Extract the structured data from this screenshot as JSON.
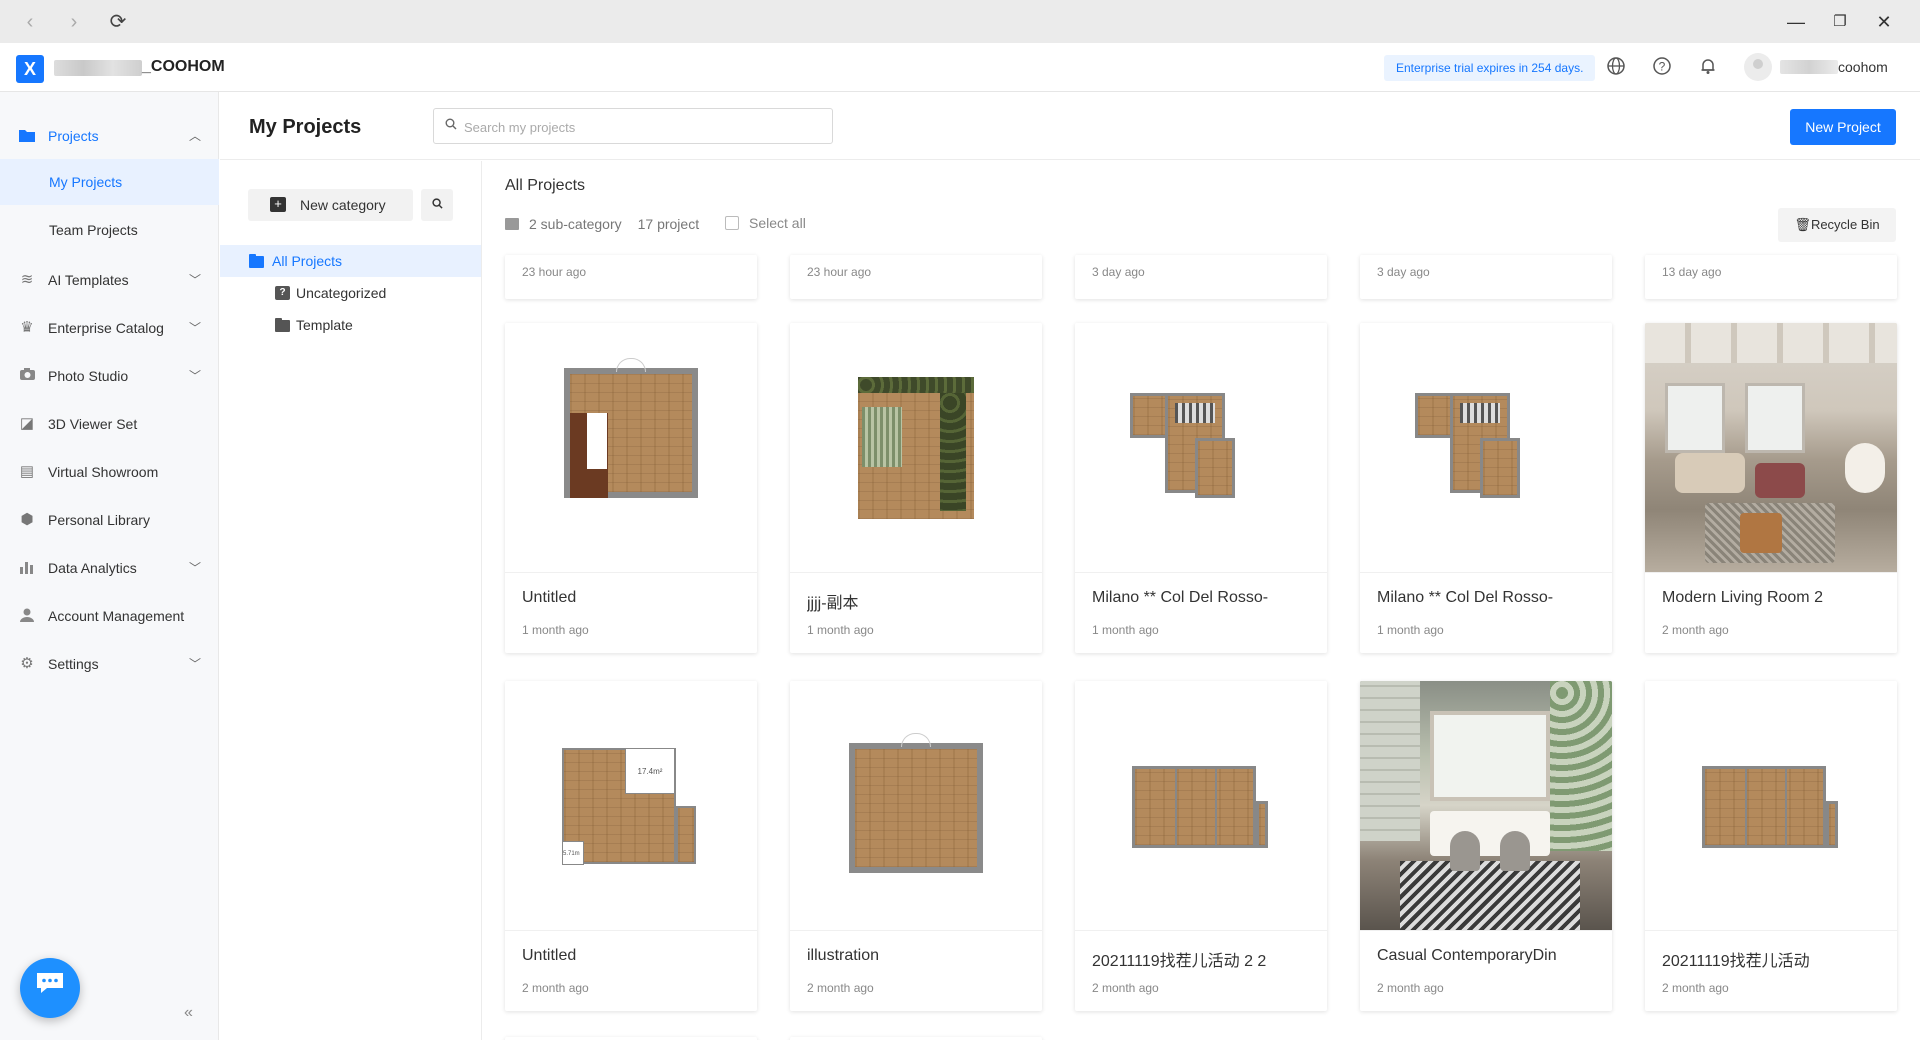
{
  "app": {
    "org_name": "_COOHOM",
    "logo_letter": "X",
    "trial_notice": "Enterprise trial expires in 254 days.",
    "user_name": "coohom"
  },
  "sidebar": {
    "items": [
      {
        "label": "Projects",
        "icon": "folder-icon",
        "expanded": true
      },
      {
        "label": "My Projects",
        "sub": true,
        "selected": true
      },
      {
        "label": "Team Projects",
        "sub": true
      },
      {
        "label": "AI Templates",
        "icon": "ai-icon",
        "chevron": true
      },
      {
        "label": "Enterprise Catalog",
        "icon": "crown-icon",
        "chevron": true
      },
      {
        "label": "Photo Studio",
        "icon": "camera-icon",
        "chevron": true
      },
      {
        "label": "3D Viewer Set",
        "icon": "viewer-icon"
      },
      {
        "label": "Virtual Showroom",
        "icon": "showroom-icon"
      },
      {
        "label": "Personal Library",
        "icon": "cube-icon"
      },
      {
        "label": "Data Analytics",
        "icon": "bar-chart-icon",
        "chevron": true
      },
      {
        "label": "Account Management",
        "icon": "user-icon"
      },
      {
        "label": "Settings",
        "icon": "gear-icon",
        "chevron": true
      }
    ]
  },
  "header": {
    "title": "My Projects",
    "search_placeholder": "Search my projects",
    "new_project": "New Project"
  },
  "categories": {
    "new_category": "New category",
    "tree": [
      {
        "label": "All Projects",
        "selected": true
      },
      {
        "label": "Uncategorized"
      },
      {
        "label": "Template"
      }
    ]
  },
  "content": {
    "title": "All Projects",
    "sub_category": "2 sub-category",
    "project_count": "17 project",
    "select_all": "Select all",
    "recycle_bin": "Recycle Bin"
  },
  "top_row_dates": [
    "23 hour ago",
    "23 hour ago",
    "3 day ago",
    "3 day ago",
    "13 day ago"
  ],
  "projects": [
    {
      "name": "Untitled",
      "date": "1 month ago"
    },
    {
      "name": "jjjj-副本",
      "date": "1 month ago"
    },
    {
      "name": "Milano ** Col Del Rosso-",
      "date": "1 month ago"
    },
    {
      "name": "Milano ** Col Del Rosso-",
      "date": "1 month ago"
    },
    {
      "name": "Modern Living Room 2",
      "date": "2 month ago"
    },
    {
      "name": "Untitled",
      "date": "2 month ago"
    },
    {
      "name": "illustration",
      "date": "2 month ago"
    },
    {
      "name": "20211119找茬儿活动 2 2",
      "date": "2 month ago"
    },
    {
      "name": "Casual ContemporaryDin",
      "date": "2 month ago"
    },
    {
      "name": "20211119找茬儿活动",
      "date": "2 month ago"
    }
  ],
  "floorplan_labels": {
    "area_1": "17.4m²",
    "area_2": "5.71m"
  },
  "colors": {
    "accent": "#1677ff",
    "selected_bg": "#e8f1ff",
    "sidebar_bg": "#f7f8fa"
  }
}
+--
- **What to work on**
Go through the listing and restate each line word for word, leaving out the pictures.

- **Finished task**
Extract the structured data from this screenshot as JSON.
{
  "app": {
    "org_name": "_COOHOM",
    "logo_letter": "X",
    "trial_notice": "Enterprise trial expires in 254 days.",
    "user_name": "coohom"
  },
  "sidebar": {
    "items": [
      {
        "label": "Projects",
        "icon": "folder-icon",
        "expanded": true
      },
      {
        "label": "My Projects",
        "sub": true,
        "selected": true
      },
      {
        "label": "Team Projects",
        "sub": true
      },
      {
        "label": "AI Templates",
        "icon": "ai-icon",
        "chevron": true
      },
      {
        "label": "Enterprise Catalog",
        "icon": "crown-icon",
        "chevron": true
      },
      {
        "label": "Photo Studio",
        "icon": "camera-icon",
        "chevron": true
      },
      {
        "label": "3D Viewer Set",
        "icon": "viewer-icon"
      },
      {
        "label": "Virtual Showroom",
        "icon": "showroom-icon"
      },
      {
        "label": "Personal Library",
        "icon": "cube-icon"
      },
      {
        "label": "Data Analytics",
        "icon": "bar-chart-icon",
        "chevron": true
      },
      {
        "label": "Account Management",
        "icon": "user-icon"
      },
      {
        "label": "Settings",
        "icon": "gear-icon",
        "chevron": true
      }
    ]
  },
  "header": {
    "title": "My Projects",
    "search_placeholder": "Search my projects",
    "new_project": "New Project"
  },
  "categories": {
    "new_category": "New category",
    "tree": [
      {
        "label": "All Projects",
        "selected": true
      },
      {
        "label": "Uncategorized"
      },
      {
        "label": "Template"
      }
    ]
  },
  "content": {
    "title": "All Projects",
    "sub_category": "2 sub-category",
    "project_count": "17 project",
    "select_all": "Select all",
    "recycle_bin": "Recycle Bin"
  },
  "top_row_dates": [
    "23 hour ago",
    "23 hour ago",
    "3 day ago",
    "3 day ago",
    "13 day ago"
  ],
  "projects": [
    {
      "name": "Untitled",
      "date": "1 month ago"
    },
    {
      "name": "jjjj-副本",
      "date": "1 month ago"
    },
    {
      "name": "Milano ** Col Del Rosso-",
      "date": "1 month ago"
    },
    {
      "name": "Milano ** Col Del Rosso-",
      "date": "1 month ago"
    },
    {
      "name": "Modern Living Room 2",
      "date": "2 month ago"
    },
    {
      "name": "Untitled",
      "date": "2 month ago"
    },
    {
      "name": "illustration",
      "date": "2 month ago"
    },
    {
      "name": "20211119找茬儿活动 2 2",
      "date": "2 month ago"
    },
    {
      "name": "Casual ContemporaryDin",
      "date": "2 month ago"
    },
    {
      "name": "20211119找茬儿活动",
      "date": "2 month ago"
    }
  ],
  "floorplan_labels": {
    "area_1": "17.4m²",
    "area_2": "5.71m"
  },
  "colors": {
    "accent": "#1677ff",
    "selected_bg": "#e8f1ff",
    "sidebar_bg": "#f7f8fa"
  }
}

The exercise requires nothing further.